What was the National Autism Project?
The National Autism Project (NAP) was a new initiative supported by The Shirley Foundation. Its aim was to provide authoritative recommendations on autism research and practice which have demonstrable effectiveness in benefiting autistic people and their communities. The National Autism Project intended to increase substantially the proportion of national resource devoted to research and intervention in the field of ASD.
How it achieved its goals
The unique aspect of NAP was our effort to analyse the economic benefits, actual and potential, of research and practice across the range from basic biomedical research to social issues like housing and employment, and existential ones around wellbeing. The economic cost-benefit analysis was be based on an evaluation by a team at the London School of Economics. Their work was helped and guided by a large number of experts recruited to the project, including those with autism, whose opinions were crucial in filling gaps in our knowledge and ensuring that our recommendations were as well-informed as possible. We published an expert report in late summer of 2016 which was the basis of a campaign to bring our recommendations to the attention of funders, both government and charities. The remit of the National Autism Project was very broad; it encompassed education, social care, community care, housing, employment, societal perception and understanding, healthcare and biological/medical research.

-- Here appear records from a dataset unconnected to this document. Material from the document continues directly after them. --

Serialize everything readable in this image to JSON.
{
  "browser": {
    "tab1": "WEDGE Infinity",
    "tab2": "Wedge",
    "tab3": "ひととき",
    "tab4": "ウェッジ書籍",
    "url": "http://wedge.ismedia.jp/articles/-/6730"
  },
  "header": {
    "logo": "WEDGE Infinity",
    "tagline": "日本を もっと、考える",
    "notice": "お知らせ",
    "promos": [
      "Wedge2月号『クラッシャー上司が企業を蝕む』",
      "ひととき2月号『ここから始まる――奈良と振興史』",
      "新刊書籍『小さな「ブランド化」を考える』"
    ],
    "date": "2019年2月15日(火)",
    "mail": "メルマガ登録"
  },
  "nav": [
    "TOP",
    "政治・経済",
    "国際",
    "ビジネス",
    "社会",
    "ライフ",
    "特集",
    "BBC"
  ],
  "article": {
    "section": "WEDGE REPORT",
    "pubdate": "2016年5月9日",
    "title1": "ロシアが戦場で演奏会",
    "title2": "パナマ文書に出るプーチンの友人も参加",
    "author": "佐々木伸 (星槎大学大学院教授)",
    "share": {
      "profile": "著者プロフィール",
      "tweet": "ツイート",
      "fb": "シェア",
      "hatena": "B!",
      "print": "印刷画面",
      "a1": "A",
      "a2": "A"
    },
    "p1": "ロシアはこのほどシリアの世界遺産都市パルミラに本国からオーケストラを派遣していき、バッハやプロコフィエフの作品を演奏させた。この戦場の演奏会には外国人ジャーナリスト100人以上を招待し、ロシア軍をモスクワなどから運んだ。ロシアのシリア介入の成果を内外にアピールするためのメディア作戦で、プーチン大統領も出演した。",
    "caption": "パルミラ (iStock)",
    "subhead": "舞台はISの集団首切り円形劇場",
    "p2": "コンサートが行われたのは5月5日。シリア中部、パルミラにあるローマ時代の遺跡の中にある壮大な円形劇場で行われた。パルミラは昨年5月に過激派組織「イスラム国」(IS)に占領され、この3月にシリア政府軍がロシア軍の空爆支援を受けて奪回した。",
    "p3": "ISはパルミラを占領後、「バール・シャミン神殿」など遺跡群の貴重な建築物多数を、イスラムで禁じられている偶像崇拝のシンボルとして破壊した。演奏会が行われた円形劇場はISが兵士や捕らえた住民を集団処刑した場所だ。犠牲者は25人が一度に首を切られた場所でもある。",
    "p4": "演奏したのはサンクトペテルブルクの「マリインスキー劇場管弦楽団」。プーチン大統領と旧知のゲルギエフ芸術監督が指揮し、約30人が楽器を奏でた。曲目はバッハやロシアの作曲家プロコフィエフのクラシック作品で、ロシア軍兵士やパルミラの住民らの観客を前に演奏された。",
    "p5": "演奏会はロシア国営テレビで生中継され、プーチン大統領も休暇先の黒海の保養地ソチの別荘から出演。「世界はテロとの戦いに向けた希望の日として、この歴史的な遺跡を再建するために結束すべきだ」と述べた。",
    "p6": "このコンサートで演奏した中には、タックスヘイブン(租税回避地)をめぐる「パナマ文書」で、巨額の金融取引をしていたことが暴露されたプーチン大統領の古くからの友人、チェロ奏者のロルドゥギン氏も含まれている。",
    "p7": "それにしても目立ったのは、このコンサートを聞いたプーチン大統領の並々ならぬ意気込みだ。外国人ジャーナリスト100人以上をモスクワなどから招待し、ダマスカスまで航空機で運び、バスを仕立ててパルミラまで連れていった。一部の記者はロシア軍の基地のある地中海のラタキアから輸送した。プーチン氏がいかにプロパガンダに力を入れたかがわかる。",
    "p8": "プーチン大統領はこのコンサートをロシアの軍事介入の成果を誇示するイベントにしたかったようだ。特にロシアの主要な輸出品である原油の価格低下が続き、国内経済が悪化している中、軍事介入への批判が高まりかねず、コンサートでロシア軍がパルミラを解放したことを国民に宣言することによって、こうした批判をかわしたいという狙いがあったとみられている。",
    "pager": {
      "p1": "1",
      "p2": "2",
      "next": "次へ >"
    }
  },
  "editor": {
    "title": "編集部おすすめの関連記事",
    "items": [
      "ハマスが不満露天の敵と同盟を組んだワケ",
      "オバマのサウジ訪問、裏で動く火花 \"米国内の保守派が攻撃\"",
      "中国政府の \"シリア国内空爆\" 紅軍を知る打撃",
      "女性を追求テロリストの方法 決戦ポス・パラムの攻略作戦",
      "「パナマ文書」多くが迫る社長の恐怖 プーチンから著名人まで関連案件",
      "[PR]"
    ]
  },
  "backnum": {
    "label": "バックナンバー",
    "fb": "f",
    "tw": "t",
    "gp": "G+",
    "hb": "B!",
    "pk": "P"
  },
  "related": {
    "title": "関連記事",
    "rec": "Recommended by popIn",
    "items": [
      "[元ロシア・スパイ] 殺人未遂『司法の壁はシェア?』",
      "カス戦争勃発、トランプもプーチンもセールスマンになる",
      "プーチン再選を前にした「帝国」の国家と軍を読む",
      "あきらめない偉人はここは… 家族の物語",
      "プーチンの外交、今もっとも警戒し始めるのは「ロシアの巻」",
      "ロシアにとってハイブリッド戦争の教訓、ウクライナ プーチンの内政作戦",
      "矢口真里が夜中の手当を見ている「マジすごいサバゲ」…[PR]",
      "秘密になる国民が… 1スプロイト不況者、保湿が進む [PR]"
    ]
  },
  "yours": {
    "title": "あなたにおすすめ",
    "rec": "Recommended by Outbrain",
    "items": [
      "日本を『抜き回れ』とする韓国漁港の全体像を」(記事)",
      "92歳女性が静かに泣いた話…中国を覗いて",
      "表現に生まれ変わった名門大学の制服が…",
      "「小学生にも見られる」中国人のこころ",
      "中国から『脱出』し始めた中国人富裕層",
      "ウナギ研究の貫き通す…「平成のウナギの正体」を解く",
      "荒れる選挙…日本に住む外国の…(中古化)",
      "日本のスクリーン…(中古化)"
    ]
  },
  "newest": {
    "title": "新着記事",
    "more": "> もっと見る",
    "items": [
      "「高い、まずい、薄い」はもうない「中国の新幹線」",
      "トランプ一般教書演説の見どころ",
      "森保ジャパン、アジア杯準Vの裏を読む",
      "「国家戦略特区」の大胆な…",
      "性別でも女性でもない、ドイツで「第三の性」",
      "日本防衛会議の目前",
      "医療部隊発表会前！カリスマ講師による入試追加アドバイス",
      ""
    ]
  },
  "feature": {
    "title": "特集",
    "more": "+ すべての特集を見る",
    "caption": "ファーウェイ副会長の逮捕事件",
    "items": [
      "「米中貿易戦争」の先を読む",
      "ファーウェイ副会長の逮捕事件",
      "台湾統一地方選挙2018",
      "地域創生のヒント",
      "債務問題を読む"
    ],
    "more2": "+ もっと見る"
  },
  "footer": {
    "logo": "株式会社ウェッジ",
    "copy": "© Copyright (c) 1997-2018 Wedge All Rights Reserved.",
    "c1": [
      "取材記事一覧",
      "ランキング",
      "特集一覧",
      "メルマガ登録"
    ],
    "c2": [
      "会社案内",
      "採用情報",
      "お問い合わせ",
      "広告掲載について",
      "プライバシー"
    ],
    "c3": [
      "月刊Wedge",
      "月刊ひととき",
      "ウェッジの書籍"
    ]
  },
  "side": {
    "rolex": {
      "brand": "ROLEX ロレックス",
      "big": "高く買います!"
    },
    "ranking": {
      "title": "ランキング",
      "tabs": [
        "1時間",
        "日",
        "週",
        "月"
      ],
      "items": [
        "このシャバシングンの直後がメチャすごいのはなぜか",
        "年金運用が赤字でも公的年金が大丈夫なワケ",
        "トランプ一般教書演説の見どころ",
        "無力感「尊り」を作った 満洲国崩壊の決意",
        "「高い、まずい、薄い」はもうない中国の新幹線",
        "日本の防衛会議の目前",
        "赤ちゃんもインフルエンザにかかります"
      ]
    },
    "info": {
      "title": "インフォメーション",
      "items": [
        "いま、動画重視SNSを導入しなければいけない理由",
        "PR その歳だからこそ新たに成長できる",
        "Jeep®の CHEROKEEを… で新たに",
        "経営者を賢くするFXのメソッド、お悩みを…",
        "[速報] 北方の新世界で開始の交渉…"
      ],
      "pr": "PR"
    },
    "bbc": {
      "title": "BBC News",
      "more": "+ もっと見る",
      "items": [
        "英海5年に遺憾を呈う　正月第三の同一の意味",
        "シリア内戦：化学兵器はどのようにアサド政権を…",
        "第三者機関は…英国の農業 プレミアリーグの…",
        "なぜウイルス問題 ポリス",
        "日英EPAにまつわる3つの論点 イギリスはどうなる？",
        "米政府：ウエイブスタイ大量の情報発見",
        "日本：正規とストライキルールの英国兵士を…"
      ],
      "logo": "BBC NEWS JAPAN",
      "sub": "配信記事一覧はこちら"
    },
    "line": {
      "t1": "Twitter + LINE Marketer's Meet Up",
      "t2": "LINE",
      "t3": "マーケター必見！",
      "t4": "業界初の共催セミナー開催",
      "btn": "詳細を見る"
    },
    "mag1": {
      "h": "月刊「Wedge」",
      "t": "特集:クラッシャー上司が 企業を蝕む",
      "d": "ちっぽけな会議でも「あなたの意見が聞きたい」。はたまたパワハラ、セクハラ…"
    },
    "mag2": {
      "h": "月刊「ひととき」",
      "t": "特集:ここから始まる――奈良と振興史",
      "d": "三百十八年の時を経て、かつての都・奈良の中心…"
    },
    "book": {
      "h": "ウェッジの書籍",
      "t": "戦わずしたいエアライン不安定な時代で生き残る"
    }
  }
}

The results of the project were published in 2016 in a report titled The Autism Dividend.